The director Andrey Goncharov's arrival as Mayakovsky Theater marked the second phase of Alexander Lazarev's successful career there. First his performance as Don Quixote in A Man of La Mancha was lauded by critics, then the leading part in Venceremos!, after Genrikh Borovik's play, earned him the USSR State Prize. Among Lazarev’s other important stage works of the period were General Khludov (in Flight, 1978, based on Mikhail Bulgakov's play), Rittmeister in The Life of Klim Samgin (1981, after an unfinished Maxim Gorky's novel, premiered as a TV play in 1986), and Vladimir Mayakovsky in Mark Rozovsky's The Beginnings (1983). In A Crayfish Laughs (1986, a play about the life of Sarah Bernhardt, the latter played by his wife Svetlana Nemolyaeva), Lazarev managed at last to realize his comedy actor potential to the full. Then followed Circle (1988, after W. Somerset Maugham's 1921 play), A Patron's Joke (1992, after Arkady Averchenko) and Victim of Our Age (1994, the adaptation of Alexandr Ostrovsky's The Last Victim), the latter earning Lazarev the Moscow Prize for Literature and Arts. He received another prestigious award, Chrystal Turandot, for the leading part of Edmund Kean in Kean the Fourth, Tatyana Akhramkova's production of Grigory Gorin's play.

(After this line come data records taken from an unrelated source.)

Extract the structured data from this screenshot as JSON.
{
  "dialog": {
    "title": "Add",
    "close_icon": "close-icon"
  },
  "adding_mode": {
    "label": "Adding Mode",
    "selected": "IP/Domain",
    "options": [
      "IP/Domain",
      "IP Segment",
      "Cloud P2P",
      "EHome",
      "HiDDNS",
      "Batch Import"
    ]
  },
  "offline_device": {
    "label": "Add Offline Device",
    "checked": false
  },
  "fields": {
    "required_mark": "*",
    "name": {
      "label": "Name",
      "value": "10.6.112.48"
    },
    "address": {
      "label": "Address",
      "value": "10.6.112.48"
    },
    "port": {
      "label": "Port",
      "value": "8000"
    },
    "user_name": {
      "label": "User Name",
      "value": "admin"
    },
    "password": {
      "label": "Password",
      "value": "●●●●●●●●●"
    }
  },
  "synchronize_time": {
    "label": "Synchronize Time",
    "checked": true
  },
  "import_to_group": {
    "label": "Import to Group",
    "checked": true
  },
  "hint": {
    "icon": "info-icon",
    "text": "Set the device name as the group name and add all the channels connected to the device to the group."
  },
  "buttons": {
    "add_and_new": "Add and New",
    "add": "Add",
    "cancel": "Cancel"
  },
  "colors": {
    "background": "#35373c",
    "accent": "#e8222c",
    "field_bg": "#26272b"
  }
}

Lazarev continued to appear in films throughout the 2000s but none of those were particularly successful. "In theater he was continuously demonstrating his brilliance, his versatility, his comedy actor's potential. In cinema? Silence. Not one of our famous film directors has ever invited him to play a more or less substantial part. 'What we have we neglect, once we lose it – mourn it'," author and critic Edward Radzinsky, speaking on the Russian TV (and quoting the Russian proverb) commented in 2011.

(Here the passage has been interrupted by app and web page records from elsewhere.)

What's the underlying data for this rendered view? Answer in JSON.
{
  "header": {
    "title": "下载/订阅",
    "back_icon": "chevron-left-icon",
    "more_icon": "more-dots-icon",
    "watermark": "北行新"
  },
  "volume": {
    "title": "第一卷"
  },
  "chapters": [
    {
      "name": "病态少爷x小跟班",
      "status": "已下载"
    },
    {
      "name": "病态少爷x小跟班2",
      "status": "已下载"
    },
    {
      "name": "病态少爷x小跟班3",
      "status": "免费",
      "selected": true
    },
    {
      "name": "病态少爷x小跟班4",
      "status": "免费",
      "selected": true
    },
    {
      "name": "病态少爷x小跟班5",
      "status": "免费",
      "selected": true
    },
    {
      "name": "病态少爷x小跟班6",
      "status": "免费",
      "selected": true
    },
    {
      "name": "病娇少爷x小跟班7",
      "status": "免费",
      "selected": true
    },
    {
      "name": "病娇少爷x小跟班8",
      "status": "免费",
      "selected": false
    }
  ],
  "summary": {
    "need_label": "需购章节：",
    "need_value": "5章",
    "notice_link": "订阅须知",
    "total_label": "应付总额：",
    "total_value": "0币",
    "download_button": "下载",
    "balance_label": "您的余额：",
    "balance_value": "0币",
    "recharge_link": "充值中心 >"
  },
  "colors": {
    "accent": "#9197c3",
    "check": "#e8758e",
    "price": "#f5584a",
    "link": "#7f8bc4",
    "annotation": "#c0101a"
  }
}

Alexander Lazarev died in Abramtsevo, Moscow Oblast, on May 2, 2011. He is interred in Troyekurovskoye Cemetery in Moscow.
On March 27, 1960, Alexander Lazarev married a fellow Mayakovsky Theater actress Svetlana Nemolyaeva. They lived happily with for 51 years, until his death. Their son Aleksander Lazarev Jr. (born April 27, 1967), is a Lencom actor, the People's Artist of Russia (2007) and the State Prize (1996) laureate.
Alexander Lazarev's younger brother Yuri (born July 22, 1944), a Saint Petersburg Comedy Theatre actor, has been honoured with the Meritorious Artist (1994) and the People's Artist of Russia (2009) titles.